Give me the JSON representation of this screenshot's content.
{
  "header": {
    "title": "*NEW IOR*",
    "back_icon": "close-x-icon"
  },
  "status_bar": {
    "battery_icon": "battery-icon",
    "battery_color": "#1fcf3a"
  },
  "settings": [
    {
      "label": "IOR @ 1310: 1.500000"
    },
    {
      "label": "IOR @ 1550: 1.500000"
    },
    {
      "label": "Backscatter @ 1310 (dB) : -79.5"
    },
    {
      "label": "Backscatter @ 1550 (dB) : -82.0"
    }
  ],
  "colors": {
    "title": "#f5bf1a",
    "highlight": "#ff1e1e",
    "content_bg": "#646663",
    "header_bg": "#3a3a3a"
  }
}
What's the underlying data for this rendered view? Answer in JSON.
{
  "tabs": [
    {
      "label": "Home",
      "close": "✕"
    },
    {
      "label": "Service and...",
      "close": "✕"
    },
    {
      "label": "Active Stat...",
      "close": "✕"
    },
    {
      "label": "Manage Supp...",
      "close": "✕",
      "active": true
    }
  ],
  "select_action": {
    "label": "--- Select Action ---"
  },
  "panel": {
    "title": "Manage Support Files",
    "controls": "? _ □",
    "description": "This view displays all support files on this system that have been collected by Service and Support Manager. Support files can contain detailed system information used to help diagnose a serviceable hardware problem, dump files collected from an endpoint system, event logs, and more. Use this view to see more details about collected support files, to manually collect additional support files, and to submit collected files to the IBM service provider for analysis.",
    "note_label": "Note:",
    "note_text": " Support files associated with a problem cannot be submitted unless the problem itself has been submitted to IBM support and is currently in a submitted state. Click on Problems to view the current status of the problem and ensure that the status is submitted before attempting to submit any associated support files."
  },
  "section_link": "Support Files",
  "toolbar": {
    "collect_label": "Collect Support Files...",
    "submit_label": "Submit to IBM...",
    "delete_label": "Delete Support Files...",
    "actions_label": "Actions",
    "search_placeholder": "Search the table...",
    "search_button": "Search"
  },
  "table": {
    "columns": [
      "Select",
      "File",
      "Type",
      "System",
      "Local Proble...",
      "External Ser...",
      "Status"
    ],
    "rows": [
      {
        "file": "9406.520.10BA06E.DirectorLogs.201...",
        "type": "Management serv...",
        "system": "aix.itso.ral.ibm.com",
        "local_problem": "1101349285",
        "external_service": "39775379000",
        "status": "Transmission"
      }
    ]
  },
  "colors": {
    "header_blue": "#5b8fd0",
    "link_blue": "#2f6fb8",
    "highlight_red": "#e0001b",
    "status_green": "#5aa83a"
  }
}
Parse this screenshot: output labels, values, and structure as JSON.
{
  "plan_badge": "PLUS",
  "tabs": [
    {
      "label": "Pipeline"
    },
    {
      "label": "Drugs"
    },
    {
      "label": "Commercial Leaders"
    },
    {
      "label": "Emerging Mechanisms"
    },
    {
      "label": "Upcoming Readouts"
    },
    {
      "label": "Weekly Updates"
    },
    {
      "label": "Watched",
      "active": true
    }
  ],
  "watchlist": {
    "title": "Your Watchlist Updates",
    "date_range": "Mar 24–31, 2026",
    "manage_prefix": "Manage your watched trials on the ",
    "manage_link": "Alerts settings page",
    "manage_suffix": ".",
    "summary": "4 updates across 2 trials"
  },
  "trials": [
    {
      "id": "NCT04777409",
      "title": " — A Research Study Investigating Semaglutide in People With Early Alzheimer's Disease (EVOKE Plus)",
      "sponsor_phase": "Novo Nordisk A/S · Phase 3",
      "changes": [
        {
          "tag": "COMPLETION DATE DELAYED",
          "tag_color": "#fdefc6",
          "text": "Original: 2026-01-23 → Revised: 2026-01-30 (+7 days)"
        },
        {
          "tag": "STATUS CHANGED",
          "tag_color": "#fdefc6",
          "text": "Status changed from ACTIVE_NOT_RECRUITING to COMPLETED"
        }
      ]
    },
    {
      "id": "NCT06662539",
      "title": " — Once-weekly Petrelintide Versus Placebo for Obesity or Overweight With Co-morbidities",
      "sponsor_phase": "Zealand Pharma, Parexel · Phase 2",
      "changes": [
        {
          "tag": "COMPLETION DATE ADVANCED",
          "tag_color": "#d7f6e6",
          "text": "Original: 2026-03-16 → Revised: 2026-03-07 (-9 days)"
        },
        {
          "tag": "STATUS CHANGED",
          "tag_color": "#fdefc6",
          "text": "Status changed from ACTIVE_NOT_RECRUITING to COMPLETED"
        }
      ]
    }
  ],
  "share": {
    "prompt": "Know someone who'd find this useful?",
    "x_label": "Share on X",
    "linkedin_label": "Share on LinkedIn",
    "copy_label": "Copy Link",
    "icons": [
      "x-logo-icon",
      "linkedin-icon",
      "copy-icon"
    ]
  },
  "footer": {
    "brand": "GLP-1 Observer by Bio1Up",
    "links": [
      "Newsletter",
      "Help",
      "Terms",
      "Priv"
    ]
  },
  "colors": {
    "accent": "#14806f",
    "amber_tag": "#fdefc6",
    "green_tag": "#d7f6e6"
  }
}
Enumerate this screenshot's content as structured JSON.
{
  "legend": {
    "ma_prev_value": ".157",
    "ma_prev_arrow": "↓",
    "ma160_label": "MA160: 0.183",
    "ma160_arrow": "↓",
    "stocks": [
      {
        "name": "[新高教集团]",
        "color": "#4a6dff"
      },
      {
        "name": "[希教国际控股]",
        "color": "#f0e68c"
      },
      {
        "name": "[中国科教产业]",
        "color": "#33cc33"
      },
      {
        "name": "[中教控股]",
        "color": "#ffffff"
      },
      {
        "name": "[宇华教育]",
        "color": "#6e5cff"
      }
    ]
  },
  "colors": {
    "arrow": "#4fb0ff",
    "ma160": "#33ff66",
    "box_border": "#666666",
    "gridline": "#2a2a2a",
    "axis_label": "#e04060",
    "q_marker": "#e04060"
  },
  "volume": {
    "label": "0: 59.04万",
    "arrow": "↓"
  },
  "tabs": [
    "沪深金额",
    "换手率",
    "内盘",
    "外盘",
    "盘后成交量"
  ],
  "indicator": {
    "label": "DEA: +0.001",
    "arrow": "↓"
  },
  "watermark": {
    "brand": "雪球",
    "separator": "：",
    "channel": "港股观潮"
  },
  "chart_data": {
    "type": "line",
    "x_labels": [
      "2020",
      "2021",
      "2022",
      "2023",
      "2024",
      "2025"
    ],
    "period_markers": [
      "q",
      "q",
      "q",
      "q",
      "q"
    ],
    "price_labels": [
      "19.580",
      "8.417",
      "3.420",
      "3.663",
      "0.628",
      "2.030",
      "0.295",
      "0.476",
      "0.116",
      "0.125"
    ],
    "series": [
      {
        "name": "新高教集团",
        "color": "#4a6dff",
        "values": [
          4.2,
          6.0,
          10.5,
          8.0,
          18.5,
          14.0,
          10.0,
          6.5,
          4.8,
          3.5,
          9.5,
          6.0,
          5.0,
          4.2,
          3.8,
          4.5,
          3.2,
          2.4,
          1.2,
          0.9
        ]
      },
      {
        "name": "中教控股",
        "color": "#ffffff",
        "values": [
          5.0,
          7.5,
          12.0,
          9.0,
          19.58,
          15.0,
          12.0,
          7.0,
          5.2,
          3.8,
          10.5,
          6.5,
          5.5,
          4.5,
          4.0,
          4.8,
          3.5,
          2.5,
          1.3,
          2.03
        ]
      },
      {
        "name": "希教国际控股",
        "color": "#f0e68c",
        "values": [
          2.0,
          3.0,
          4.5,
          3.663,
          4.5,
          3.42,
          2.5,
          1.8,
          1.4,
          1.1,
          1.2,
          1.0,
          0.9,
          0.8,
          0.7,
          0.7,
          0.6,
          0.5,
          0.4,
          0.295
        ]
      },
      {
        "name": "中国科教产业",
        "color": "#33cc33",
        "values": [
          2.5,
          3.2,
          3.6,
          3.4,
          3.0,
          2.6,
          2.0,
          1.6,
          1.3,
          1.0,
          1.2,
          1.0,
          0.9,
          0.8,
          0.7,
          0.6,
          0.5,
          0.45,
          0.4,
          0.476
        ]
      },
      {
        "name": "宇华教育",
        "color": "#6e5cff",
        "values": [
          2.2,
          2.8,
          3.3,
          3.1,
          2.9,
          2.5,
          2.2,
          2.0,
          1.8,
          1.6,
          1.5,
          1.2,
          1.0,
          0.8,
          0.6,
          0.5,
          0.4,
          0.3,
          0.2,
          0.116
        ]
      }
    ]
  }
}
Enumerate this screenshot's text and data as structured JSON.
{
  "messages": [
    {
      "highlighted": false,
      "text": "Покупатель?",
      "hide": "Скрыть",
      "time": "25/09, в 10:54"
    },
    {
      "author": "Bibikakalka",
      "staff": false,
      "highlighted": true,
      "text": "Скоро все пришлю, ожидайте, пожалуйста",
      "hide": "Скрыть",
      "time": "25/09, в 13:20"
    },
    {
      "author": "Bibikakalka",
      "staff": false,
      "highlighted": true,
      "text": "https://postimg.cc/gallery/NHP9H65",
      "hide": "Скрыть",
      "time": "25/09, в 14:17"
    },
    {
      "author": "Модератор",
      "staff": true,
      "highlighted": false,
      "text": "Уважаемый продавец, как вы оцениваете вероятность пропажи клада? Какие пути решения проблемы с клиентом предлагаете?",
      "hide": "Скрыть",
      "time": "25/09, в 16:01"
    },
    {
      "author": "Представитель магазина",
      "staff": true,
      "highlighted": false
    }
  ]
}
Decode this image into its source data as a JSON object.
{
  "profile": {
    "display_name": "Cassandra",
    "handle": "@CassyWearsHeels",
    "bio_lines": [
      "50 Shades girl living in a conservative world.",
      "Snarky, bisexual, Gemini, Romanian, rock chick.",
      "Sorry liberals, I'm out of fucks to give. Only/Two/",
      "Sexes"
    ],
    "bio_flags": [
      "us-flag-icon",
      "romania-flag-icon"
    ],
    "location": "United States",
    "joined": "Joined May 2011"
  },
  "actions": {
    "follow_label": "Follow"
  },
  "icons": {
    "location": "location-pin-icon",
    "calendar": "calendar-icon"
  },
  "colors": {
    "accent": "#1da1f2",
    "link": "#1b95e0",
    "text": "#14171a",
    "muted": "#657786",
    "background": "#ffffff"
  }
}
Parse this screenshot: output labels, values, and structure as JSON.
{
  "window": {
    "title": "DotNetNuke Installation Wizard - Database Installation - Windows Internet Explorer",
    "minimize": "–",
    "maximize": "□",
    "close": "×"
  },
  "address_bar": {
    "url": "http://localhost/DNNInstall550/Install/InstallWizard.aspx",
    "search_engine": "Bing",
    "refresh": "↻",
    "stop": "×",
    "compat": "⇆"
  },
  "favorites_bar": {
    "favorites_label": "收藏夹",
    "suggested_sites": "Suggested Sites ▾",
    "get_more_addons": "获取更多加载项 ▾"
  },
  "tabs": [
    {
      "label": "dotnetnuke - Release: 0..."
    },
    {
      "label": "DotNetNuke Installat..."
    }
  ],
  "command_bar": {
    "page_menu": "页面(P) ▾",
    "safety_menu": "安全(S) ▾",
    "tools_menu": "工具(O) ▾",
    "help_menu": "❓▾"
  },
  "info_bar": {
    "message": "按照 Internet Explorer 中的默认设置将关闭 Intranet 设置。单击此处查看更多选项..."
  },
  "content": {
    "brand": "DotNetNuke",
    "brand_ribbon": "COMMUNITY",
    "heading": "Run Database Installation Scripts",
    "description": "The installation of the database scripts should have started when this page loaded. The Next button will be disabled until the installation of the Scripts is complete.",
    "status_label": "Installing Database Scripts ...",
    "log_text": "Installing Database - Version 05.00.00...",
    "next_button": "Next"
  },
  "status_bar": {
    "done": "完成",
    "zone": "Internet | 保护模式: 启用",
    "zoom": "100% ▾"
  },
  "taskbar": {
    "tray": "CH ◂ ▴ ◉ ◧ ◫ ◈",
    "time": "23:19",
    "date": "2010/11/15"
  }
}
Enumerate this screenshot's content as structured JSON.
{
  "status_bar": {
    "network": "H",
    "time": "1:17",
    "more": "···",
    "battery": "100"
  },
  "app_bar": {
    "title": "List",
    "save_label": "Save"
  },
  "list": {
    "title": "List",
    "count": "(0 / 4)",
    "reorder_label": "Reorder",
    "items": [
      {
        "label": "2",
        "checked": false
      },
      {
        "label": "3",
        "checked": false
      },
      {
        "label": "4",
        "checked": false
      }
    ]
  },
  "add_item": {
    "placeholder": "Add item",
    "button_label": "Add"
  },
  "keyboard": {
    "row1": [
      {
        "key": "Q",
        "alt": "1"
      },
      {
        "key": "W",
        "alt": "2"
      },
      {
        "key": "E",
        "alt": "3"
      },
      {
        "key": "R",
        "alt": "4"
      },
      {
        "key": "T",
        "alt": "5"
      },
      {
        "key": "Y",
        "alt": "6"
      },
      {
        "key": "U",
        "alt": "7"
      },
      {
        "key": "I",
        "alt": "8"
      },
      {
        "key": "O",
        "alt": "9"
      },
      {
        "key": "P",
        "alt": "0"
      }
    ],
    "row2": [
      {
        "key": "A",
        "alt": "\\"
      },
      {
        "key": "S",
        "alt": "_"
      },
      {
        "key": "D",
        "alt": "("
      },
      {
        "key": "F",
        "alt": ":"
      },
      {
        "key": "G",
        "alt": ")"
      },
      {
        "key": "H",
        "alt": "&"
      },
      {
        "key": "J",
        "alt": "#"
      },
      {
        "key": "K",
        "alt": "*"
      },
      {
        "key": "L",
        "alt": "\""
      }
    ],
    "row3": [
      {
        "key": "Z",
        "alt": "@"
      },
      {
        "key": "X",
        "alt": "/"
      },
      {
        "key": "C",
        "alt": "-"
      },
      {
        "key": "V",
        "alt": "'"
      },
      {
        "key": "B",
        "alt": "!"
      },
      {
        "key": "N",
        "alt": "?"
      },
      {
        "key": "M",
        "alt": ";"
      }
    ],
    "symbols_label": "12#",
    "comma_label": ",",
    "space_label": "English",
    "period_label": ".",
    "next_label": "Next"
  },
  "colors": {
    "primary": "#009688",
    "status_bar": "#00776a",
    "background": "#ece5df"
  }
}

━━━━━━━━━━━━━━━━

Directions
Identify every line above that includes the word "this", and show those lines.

Output of the task
Give me the JSON representation of this screenshot's content.
What's the underlying data for this rendered view? Answer in JSON.
    "description": "This view displays all support files on this system that have been collected by Service and Support Manager. Support files can contain detailed system information used to help diagnose a serviceable hardware problem, dump files collected from an endpoint system, event logs, and more. Use this view to see more details about collected support files, to manually collect additional support files, and to submit collected files to the IBM service provider for analysis.",
Parse this screenshot: output labels, values, and structure as JSON.
    "prompt": "Know someone who'd find this useful?",
Enumerate this screenshot's content as structured JSON.
Enumerate this screenshot's text and data as structured JSON.
Decode this image into its source data as a JSON object.
Parse this screenshot: output labels, values, and structure as JSON.
    "description": "The installation of the database scripts should have started when this page loaded. The Next button will be disabled until the installation of the Scripts is complete.",
Enumerate this screenshot's content as structured JSON.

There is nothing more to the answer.